[Record excerpts Boundary: Start]
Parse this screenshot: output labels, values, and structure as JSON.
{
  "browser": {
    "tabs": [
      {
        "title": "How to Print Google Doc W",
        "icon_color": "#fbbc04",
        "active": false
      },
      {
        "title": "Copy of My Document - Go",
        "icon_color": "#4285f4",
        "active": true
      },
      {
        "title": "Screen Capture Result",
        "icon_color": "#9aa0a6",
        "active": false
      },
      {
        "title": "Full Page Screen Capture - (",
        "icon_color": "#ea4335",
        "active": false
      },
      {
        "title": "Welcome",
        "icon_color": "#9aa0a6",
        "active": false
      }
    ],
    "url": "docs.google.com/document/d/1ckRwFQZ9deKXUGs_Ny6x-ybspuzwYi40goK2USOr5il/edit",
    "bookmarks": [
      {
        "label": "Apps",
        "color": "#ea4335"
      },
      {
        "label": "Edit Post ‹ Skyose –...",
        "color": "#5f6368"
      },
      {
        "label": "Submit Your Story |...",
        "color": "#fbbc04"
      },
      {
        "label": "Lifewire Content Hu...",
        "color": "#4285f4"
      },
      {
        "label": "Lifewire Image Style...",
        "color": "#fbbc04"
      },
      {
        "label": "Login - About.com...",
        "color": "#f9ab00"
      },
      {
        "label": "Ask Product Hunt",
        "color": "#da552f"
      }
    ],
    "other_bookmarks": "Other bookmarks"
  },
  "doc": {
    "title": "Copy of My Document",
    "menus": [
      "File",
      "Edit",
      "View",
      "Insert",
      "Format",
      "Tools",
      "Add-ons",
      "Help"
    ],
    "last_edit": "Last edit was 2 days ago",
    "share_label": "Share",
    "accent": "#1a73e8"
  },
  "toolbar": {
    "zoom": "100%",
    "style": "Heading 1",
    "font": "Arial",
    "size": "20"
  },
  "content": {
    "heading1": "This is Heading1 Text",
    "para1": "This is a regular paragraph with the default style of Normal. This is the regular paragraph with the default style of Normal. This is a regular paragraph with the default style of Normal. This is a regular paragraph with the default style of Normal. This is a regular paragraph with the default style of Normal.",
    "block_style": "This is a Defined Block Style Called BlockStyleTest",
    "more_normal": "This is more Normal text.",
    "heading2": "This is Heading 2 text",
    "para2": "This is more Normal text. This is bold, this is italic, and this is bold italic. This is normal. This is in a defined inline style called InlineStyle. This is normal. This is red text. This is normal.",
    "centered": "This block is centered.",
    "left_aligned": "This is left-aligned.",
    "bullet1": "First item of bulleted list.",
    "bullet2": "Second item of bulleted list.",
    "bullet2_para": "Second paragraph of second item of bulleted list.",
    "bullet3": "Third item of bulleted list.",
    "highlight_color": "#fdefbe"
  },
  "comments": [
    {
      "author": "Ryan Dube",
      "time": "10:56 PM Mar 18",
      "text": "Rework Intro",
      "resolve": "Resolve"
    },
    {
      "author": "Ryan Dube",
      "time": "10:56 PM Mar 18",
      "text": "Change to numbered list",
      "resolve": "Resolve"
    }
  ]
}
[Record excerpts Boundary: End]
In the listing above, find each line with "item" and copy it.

:: Answer below ::
    "bullet1": "First item of bulleted list.",
    "bullet2": "Second item of bulleted list.",
    "bullet2_para": "Second paragraph of second item of bulleted list.",
    "bullet3": "Third item of bulleted list.",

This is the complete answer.